6. Layout Manipulation

The foregoing steps build a database providing useful informaiton to identify syscalls tied to the (de)allocation and dereference of kernel objects and corresponding pointers. To systematically adjust syscalls and obtain the desired memory layout, SLAKE firstly matches vulnerability capability with corresponding objects, and then uses a layout adjustment approach to manipulate slab for each vulnerability and object pair.

6.1 Matching Vulnerability Capability

To select the proper kernel object for exploitation, the authors first model the capability of a vulnerability and the property of a datat object.

Modeling Vulnerability and Object

Given a vulnerability, the capability of that vulnerability is defined as an array $A_{r}[m]$, which contains $m$ elements, each specifying a memory region under an attacker’s control. Each element contains a pair $(l, h)$ to indicate the start and end offsets corresponding to the base address of a victim or spray object. In between the offsets, an attacker could overwrite data freely.

The property of a kernel object is defined as an array $A_{p}[n]$, which contains $n$ elements, each specifying a memory region where critical data (e.g., pointers and metadata) are located.


Pairing Vulnerability with Object

Given a vulnerability with an OOB write capability, there are two approaches to performing slab manipulation. One is to overwrite the metadata of a freed object and then allocate a victim object to a memory region under the attacker’s control. The other is to place a victim object adjacent to the vulnerable object and overwrite critical data residing in the victim object. The object selection is based on two criteria: (1) the object must be capable of being allocated in the cache same as the vulnerable object, and (2) a memory region in $A_{p}[n]$ must be within one of the $A_{r}[m]$ region.

The condition for UAF and double free vulnerability is similar to OOB.


6.2 Adjusting Slab Layout
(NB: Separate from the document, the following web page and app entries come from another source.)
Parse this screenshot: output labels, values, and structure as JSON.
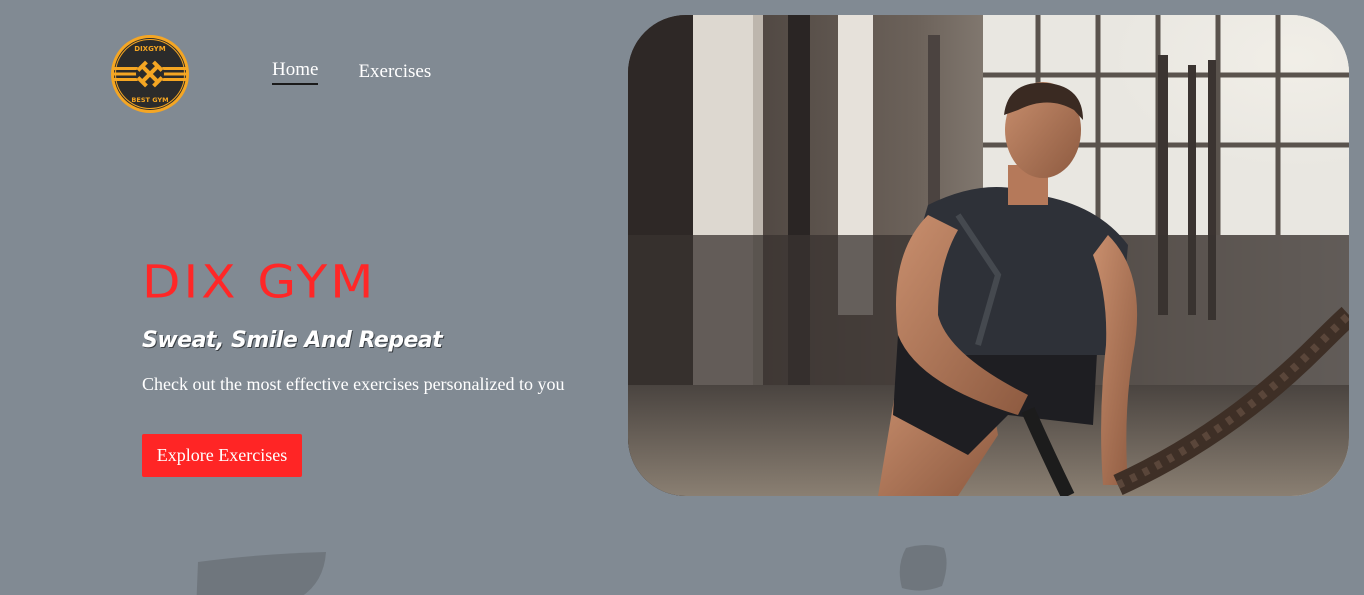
{
  "brand": {
    "logo_icon": "dumbbell-cross-badge-icon",
    "logo_top_text": "DIXGYM",
    "logo_bottom_text": "BEST GYM",
    "logo_color": "#f5a623"
  },
  "nav": {
    "items": [
      {
        "label": "Home",
        "active": true
      },
      {
        "label": "Exercises",
        "active": false
      }
    ]
  },
  "hero": {
    "title": "DIX GYM",
    "subtitle": "Sweat, Smile And Repeat",
    "description": "Check out the most effective exercises personalized to you",
    "cta_label": "Explore Exercises",
    "image_alt": "man training with battle ropes in gym"
  },
  "colors": {
    "background": "#818a93",
    "accent": "#ff2525",
    "text": "#ffffff"
  }
}
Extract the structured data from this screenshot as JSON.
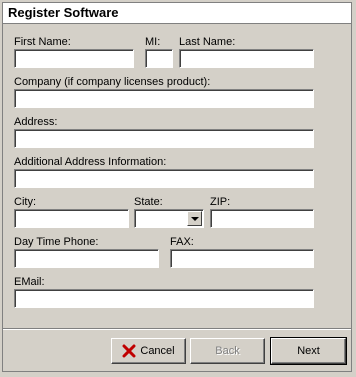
{
  "window": {
    "title": "Register Software"
  },
  "labels": {
    "first_name": "First Name:",
    "mi": "MI:",
    "last_name": "Last Name:",
    "company": "Company (if company licenses product):",
    "address": "Address:",
    "additional_address": "Additional Address Information:",
    "city": "City:",
    "state": "State:",
    "zip": "ZIP:",
    "day_phone": "Day Time Phone:",
    "fax": "FAX:",
    "email": "EMail:"
  },
  "fields": {
    "first_name": "",
    "mi": "",
    "last_name": "",
    "company": "",
    "address": "",
    "additional_address": "",
    "city": "",
    "state": "",
    "zip": "",
    "day_phone": "",
    "fax": "",
    "email": ""
  },
  "buttons": {
    "cancel": "Cancel",
    "back": "Back",
    "next": "Next"
  },
  "icons": {
    "cancel": "red-x-icon",
    "state_dropdown": "chevron-down-icon"
  },
  "colors": {
    "cancel_icon": "#c00000"
  }
}
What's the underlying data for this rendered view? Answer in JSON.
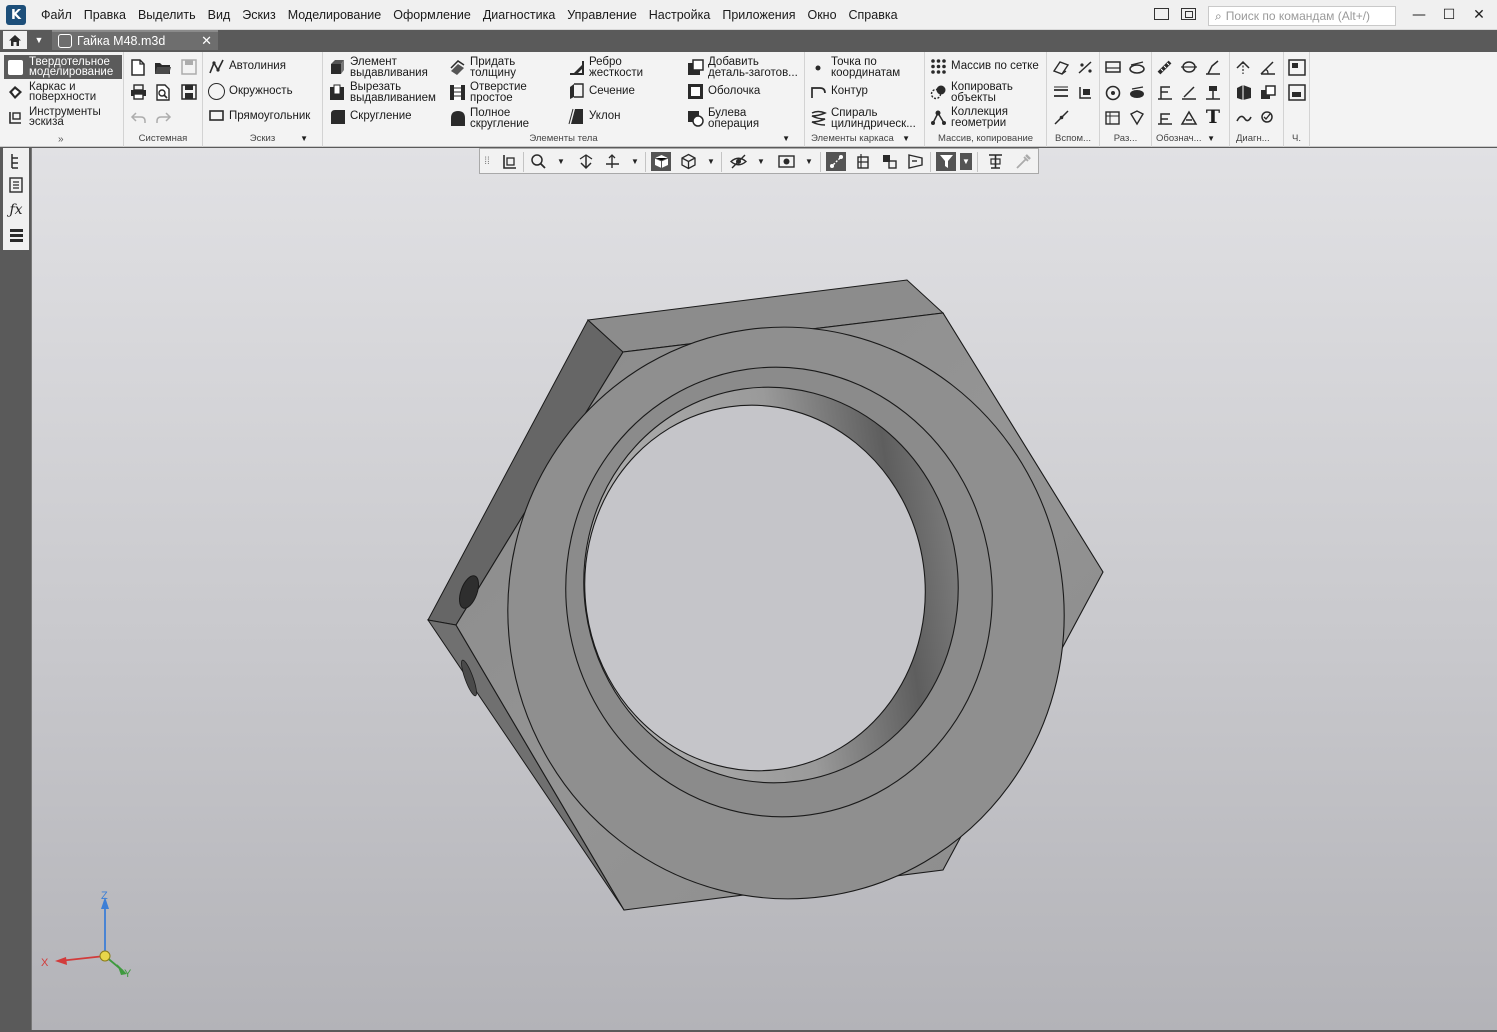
{
  "app": {
    "logo_letter": "K"
  },
  "menu": [
    "Файл",
    "Правка",
    "Выделить",
    "Вид",
    "Эскиз",
    "Моделирование",
    "Оформление",
    "Диагностика",
    "Управление",
    "Настройка",
    "Приложения",
    "Окно",
    "Справка"
  ],
  "search": {
    "placeholder": "Поиск по командам (Alt+/)"
  },
  "window_controls": {
    "minimize": "—",
    "maximize": "☐",
    "close": "✕"
  },
  "tabs": {
    "document": "Гайка М48.m3d",
    "close": "✕"
  },
  "ribbon": {
    "modes": [
      {
        "label": "Твердотельное моделирование",
        "active": true
      },
      {
        "label": "Каркас и поверхности",
        "active": false
      },
      {
        "label": "Инструменты эскиза",
        "active": false
      }
    ],
    "groups": {
      "system": "Системная",
      "sketch": "Эскиз",
      "body": "Элементы тела",
      "wire": "Элементы каркаса",
      "array": "Массив, копирование",
      "aux": "Вспом...",
      "dims": "Раз...",
      "notation": "Обознач...",
      "diag": "Диагн...",
      "ch": "Ч."
    },
    "sketch_tools": [
      "Автолиния",
      "Окружность",
      "Прямоугольник"
    ],
    "body_tools": {
      "col1": [
        "Элемент выдавливания",
        "Вырезать выдавливанием",
        "Скругление"
      ],
      "col2": [
        "Придать толщину",
        "Отверстие простое",
        "Полное скругление"
      ],
      "col3": [
        "Ребро жесткости",
        "Сечение",
        "Уклон"
      ],
      "col4": [
        "Добавить деталь-заготов...",
        "Оболочка",
        "Булева операция"
      ]
    },
    "wire_tools": [
      "Точка по координатам",
      "Контур",
      "Спираль цилиндрическ..."
    ],
    "array_tools": [
      "Массив по сетке",
      "Копировать объекты",
      "Коллекция геометрии"
    ]
  },
  "triad": {
    "x": "X",
    "y": "Y",
    "z": "Z"
  },
  "colors": {
    "accent_dark": "#5b5b5b",
    "model_face": "#8e8e8e",
    "triad_x": "#d23b3b",
    "triad_y": "#3f9a3f",
    "triad_z": "#3d7fd6"
  },
  "icons": [
    "home-icon",
    "document-icon",
    "new-file-icon",
    "open-folder-icon",
    "save-icon",
    "print-icon",
    "preview-icon",
    "undo-icon",
    "redo-icon",
    "tree-icon",
    "properties-icon",
    "fx-icon",
    "layers-icon",
    "filter-icon",
    "cube-icon"
  ]
}
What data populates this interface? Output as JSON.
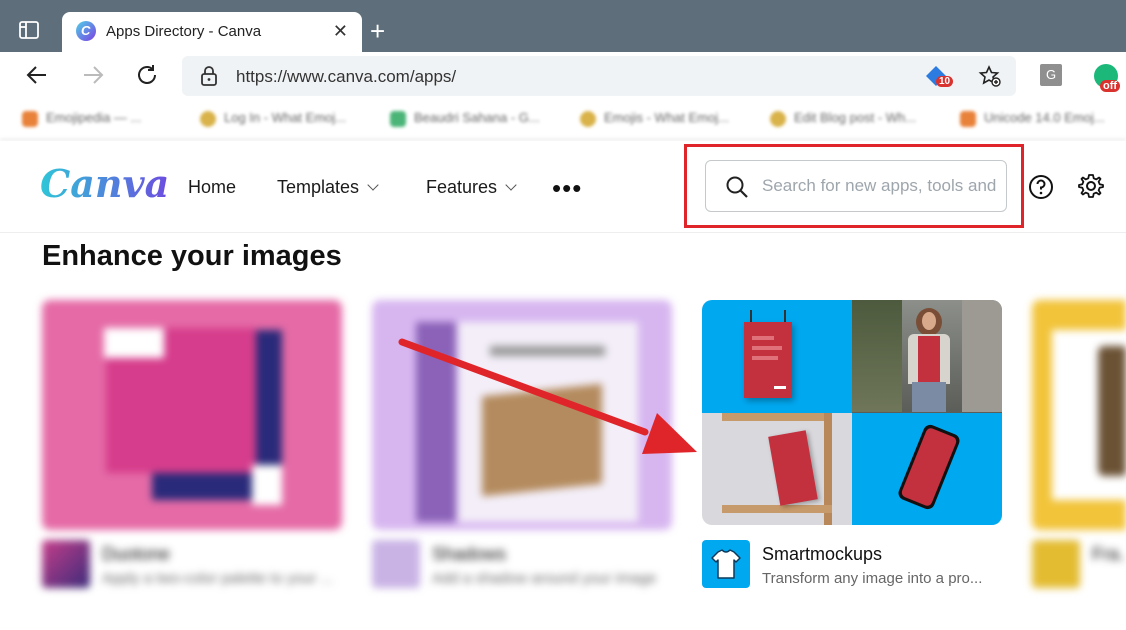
{
  "browser": {
    "tab_title": "Apps Directory - Canva",
    "url": "https://www.canva.com/apps/",
    "extension_badges": {
      "ext1": "10",
      "ext2": "off"
    },
    "ext_g_label": "G"
  },
  "bookmarks": [
    {
      "label": "Emojipedia — ...",
      "color": "#e8823a"
    },
    {
      "label": "Log In - What Emoj...",
      "color": "#d9b34a"
    },
    {
      "label": "Beaudri Sahana - G...",
      "color": "#4bb578"
    },
    {
      "label": "Emojis - What Emoj...",
      "color": "#d9b34a"
    },
    {
      "label": "Edit Blog post - Wh...",
      "color": "#d9b34a"
    },
    {
      "label": "Unicode 14.0 Emoj...",
      "color": "#e8823a"
    }
  ],
  "canva": {
    "logo": "Canva",
    "nav": {
      "home": "Home",
      "templates": "Templates",
      "features": "Features",
      "more": "•••"
    },
    "search": {
      "placeholder": "Search for new apps, tools and more"
    }
  },
  "section": {
    "title": "Enhance your images"
  },
  "cards": [
    {
      "name": "Duotone",
      "description": "Apply a two-color palette to your ..."
    },
    {
      "name": "Shadows",
      "description": "Add a shadow around your image"
    },
    {
      "name": "Smartmockups",
      "description": "Transform any image into a pro..."
    },
    {
      "name": "Fra...",
      "description": ""
    }
  ],
  "colors": {
    "highlight": "#e0252a",
    "accent_blue": "#00a8f0",
    "mock_red": "#c3303e"
  }
}
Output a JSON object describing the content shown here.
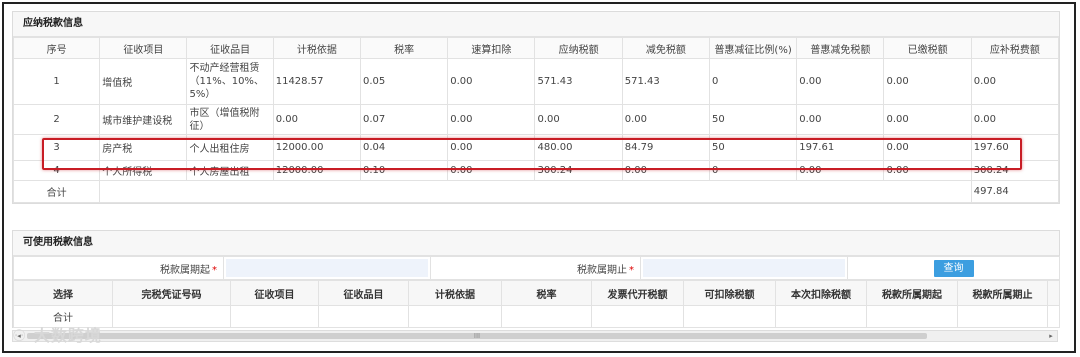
{
  "tax_panel": {
    "title": "应纳税款信息",
    "columns": [
      "序号",
      "征收项目",
      "征收品目",
      "计税依据",
      "税率",
      "速算扣除",
      "应纳税额",
      "减免税额",
      "普惠减征比例(%)",
      "普惠减免税额",
      "已缴税额",
      "应补税费额"
    ],
    "rows": [
      {
        "no": "1",
        "item": "增值税",
        "sub": "不动产经营租赁（11%、10%、5%）",
        "basis": "11428.57",
        "rate": "0.05",
        "quick": "0.00",
        "payable": "571.43",
        "reduce": "571.43",
        "ratio": "0",
        "phreduce": "0.00",
        "paid": "0.00",
        "due": "0.00"
      },
      {
        "no": "2",
        "item": "城市维护建设税",
        "sub": "市区（增值税附征）",
        "basis": "0.00",
        "rate": "0.07",
        "quick": "0.00",
        "payable": "0.00",
        "reduce": "0.00",
        "ratio": "50",
        "phreduce": "0.00",
        "paid": "0.00",
        "due": "0.00"
      },
      {
        "no": "3",
        "item": "房产税",
        "sub": "个人出租住房",
        "basis": "12000.00",
        "rate": "0.04",
        "quick": "0.00",
        "payable": "480.00",
        "reduce": "84.79",
        "ratio": "50",
        "phreduce": "197.61",
        "paid": "0.00",
        "due": "197.60"
      },
      {
        "no": "4",
        "item": "个人所得税",
        "sub": "个人房屋出租",
        "basis": "12000.00",
        "rate": "0.10",
        "quick": "0.00",
        "payable": "300.24",
        "reduce": "0.00",
        "ratio": "0",
        "phreduce": "0.00",
        "paid": "0.00",
        "due": "300.24"
      }
    ],
    "total_label": "合计",
    "total_value": "497.84"
  },
  "avail_panel": {
    "title": "可使用税款信息",
    "start_label": "税款属期起",
    "end_label": "税款属期止",
    "required_mark": "*",
    "query_button": "查询",
    "columns": [
      "选择",
      "完税凭证号码",
      "征收项目",
      "征收品目",
      "计税依据",
      "税率",
      "发票代开税额",
      "可扣除税额",
      "本次扣除税额",
      "税款所属期起",
      "税款所属期止"
    ],
    "total_label": "合计"
  },
  "scrollbar": {
    "left_arrow": "◂",
    "right_arrow": "▸",
    "grip": "III"
  },
  "watermark": "大数跨境"
}
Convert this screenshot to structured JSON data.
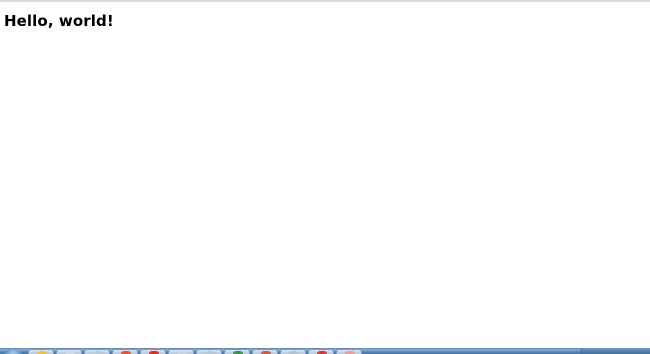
{
  "document": {
    "heading": "Hello, world!"
  },
  "taskbar": {
    "buttons": [
      {
        "icon": "explorer-icon",
        "color": "#e8c34a"
      },
      {
        "icon": "document-icon",
        "color": "#cfd9e6"
      },
      {
        "icon": "window-icon",
        "color": "#b9c9dc"
      },
      {
        "icon": "media-icon",
        "color": "#e05a3a"
      },
      {
        "icon": "browser-icon",
        "color": "#d8332b"
      },
      {
        "icon": "folder-icon",
        "color": "#c8d4e2"
      },
      {
        "icon": "app-icon",
        "color": "#b7c7d9"
      },
      {
        "icon": "network-icon",
        "color": "#3f8f4f"
      },
      {
        "icon": "tool-icon",
        "color": "#c9604a"
      },
      {
        "icon": "window2-icon",
        "color": "#b5c3d4"
      },
      {
        "icon": "paint-icon",
        "color": "#c8403a"
      },
      {
        "icon": "app2-icon",
        "color": "#e3a0a0"
      }
    ]
  }
}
The authors developed a systematic approach to adjust the slab layout and eliminate the side effects introduced by syscalls, which is composed of two parts: adjusting unoccupied slots and reorganizing occupied slots.


7. Implementation, Experiment and Evaluation


The static analysis part of SLAKE is based on LLVM IR. The first LLVM pass is built for identifying the objects and the sites of the interest. The second LLVM pass is the extension of an existing tool KINT, which is used to construct kernel call graph.

For the dynamic analysis part, the authors wrote a GCC plugin to implant panic anchors into Linux kernel. And they extended the Linux kernel fuzzing tool Syzkaller with the integration of Moonshine to perform fuzz testing against the instrumented Linux kernel.

The authors also developed a GDB python script, which runs a Linux kernel on QEMU and sets breakpoints on the dereference anchors, so as to truly pinpoint a function pointer dereference and ensure the dereference of that pointer is through a victim object.

Experiment and Evaluation

The objects of interest SLAKE identified are shown as below:


The exploitation status of 27 kernel vulnerabilities is shown as below:


The numbers within parentheses indicate the total amount of exploits publicly available and those out of parentheses represent the amount of exploits generated through SLAKE.

8. Summary

As the authors say, SLAKE and its ideas can be applied against other operating systems, allocators, exploitation methods and vulnerability capabilities.

For me, I will try to apply the results of this paper in real-world kernel vulnerability exploitations. It is great to know that there are lots of useful kernel objects and learn how to use them from the GitHub Repo.